Schwarz believes that some people who work in the field of juvenile dependency have a family situation that led them there. She confided that she has a relative with a mental health issue, and feels she has a deeper understanding of mental health issues from having soembody who’s been impacted by that. “When I’m in court talking to kids whose parents have mental health issues, I feel like I can connect with them and understand some of what they’ve been going through,” she said.
Schwarz feels fortunate to work in Santa Clara County. She does a lot of teaching throughout the state and often hears from other judges how awesome the court is here. She gives much credit to Judge Edwards, who was a leader in the field of dependency law. She also feels lucky to have worked with Judge Katherine Lucero, who recently was appointed by Governor Newsom to be Director of Youth and Community Restoration at the California Health and Human Services Agency.

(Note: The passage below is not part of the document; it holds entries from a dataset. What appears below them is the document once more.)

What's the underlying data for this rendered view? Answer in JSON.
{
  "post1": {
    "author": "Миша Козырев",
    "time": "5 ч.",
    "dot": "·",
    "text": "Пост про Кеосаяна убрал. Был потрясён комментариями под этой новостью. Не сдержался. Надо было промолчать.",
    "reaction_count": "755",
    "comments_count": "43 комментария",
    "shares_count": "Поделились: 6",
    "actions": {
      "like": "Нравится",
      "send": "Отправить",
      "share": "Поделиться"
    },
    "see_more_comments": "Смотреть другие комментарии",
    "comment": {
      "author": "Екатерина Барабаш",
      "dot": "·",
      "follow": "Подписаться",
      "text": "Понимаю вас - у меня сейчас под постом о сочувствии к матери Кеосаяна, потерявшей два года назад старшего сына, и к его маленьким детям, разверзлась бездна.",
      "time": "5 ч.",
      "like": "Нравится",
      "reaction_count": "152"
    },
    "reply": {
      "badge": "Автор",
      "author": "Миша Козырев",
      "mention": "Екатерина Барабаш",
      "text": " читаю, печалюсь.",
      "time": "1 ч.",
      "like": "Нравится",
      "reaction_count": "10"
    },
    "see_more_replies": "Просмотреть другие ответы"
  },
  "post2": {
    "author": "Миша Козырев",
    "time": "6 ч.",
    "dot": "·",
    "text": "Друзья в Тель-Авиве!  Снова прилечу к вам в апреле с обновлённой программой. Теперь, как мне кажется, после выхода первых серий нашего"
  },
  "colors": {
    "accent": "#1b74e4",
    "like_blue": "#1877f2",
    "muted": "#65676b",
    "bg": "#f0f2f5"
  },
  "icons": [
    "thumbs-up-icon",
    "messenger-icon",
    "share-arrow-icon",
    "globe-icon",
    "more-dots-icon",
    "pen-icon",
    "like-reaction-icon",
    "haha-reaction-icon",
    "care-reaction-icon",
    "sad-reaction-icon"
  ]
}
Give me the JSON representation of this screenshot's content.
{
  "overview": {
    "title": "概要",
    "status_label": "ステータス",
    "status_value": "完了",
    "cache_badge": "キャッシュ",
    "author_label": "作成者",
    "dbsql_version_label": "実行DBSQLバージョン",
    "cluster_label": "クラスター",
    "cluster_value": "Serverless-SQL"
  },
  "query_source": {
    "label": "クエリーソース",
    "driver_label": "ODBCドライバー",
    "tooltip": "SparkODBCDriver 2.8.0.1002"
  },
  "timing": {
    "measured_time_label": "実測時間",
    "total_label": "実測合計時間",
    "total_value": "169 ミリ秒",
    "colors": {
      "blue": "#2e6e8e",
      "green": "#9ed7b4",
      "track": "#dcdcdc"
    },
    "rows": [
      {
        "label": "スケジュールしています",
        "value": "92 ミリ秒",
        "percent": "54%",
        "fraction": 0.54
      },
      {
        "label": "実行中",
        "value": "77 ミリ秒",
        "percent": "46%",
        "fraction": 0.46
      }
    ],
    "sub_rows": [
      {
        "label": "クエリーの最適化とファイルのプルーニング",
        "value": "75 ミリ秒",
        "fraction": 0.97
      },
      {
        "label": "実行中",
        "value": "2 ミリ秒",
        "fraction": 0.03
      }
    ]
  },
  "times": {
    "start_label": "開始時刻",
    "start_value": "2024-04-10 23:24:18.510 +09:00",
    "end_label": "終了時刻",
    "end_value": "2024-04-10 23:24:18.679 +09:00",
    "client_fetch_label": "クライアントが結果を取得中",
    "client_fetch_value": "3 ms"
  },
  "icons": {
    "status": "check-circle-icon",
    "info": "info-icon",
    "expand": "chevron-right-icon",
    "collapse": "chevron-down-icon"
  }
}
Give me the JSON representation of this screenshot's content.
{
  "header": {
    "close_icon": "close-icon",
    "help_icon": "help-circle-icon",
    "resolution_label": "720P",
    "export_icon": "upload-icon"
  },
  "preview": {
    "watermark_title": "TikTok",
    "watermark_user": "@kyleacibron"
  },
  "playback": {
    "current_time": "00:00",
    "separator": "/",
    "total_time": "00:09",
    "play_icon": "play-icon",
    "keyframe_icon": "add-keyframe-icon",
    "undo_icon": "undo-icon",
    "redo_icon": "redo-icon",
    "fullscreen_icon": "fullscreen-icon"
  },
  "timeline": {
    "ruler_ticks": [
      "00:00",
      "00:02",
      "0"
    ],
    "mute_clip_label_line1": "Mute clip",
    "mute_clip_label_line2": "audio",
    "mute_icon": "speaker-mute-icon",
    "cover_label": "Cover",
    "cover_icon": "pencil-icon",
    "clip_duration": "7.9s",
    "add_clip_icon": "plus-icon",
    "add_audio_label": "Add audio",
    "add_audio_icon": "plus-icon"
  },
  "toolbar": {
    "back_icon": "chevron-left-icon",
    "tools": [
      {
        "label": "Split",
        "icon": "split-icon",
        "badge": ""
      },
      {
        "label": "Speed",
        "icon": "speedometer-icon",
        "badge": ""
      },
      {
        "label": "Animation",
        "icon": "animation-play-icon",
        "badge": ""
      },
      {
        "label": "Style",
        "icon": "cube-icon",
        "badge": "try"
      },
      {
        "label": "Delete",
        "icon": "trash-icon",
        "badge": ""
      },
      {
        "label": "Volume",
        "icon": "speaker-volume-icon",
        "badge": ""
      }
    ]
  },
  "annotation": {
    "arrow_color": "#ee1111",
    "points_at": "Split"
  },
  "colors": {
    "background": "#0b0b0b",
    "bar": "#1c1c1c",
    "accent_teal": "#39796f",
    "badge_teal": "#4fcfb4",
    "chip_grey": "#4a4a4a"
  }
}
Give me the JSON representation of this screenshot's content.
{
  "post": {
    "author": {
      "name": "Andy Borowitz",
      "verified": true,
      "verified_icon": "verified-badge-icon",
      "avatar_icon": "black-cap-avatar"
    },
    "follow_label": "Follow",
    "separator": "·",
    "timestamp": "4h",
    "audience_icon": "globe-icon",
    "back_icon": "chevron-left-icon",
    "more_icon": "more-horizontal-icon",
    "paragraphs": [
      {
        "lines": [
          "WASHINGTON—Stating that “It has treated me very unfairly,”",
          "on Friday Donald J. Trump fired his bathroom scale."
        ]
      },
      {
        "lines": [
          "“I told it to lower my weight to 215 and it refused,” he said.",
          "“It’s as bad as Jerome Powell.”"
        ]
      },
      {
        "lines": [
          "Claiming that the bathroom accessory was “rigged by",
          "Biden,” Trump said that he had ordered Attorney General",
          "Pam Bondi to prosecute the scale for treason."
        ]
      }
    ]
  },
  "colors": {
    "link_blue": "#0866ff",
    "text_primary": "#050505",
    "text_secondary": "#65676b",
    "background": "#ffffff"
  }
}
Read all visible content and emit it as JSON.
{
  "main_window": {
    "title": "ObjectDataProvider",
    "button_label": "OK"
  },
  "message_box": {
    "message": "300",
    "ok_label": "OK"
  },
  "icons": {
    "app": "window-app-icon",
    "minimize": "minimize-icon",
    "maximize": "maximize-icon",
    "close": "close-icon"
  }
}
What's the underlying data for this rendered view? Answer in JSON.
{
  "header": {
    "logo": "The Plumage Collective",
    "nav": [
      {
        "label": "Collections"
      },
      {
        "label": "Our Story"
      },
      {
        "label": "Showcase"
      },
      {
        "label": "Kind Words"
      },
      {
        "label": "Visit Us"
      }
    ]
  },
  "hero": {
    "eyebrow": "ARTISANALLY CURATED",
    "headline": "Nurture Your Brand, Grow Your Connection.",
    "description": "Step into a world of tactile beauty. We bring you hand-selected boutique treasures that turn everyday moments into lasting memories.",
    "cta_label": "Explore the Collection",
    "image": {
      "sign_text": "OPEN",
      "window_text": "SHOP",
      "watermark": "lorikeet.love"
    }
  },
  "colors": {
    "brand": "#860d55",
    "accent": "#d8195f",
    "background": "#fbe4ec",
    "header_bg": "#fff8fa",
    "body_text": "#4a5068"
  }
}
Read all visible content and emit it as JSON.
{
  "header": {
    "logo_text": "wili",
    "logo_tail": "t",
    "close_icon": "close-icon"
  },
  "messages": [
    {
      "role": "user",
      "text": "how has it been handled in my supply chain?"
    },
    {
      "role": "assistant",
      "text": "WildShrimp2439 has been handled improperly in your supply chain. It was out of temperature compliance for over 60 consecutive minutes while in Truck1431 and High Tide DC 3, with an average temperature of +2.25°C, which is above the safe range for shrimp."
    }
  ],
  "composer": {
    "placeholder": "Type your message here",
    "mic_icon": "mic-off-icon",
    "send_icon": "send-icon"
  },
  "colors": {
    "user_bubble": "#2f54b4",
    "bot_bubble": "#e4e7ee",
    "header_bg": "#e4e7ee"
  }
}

At the end of talking about her work in the courtroom, Schwarz wanted to be sure to add that the Social Service Agency in Santa Clara County is one of the best in the state. “We have better services here than most other counties,” she said. “Although we are far from perfect, our Department is always striving to do a better job. But even with good services, it’s better for the kids long term if we can keep them at home or keep them with their relatives.”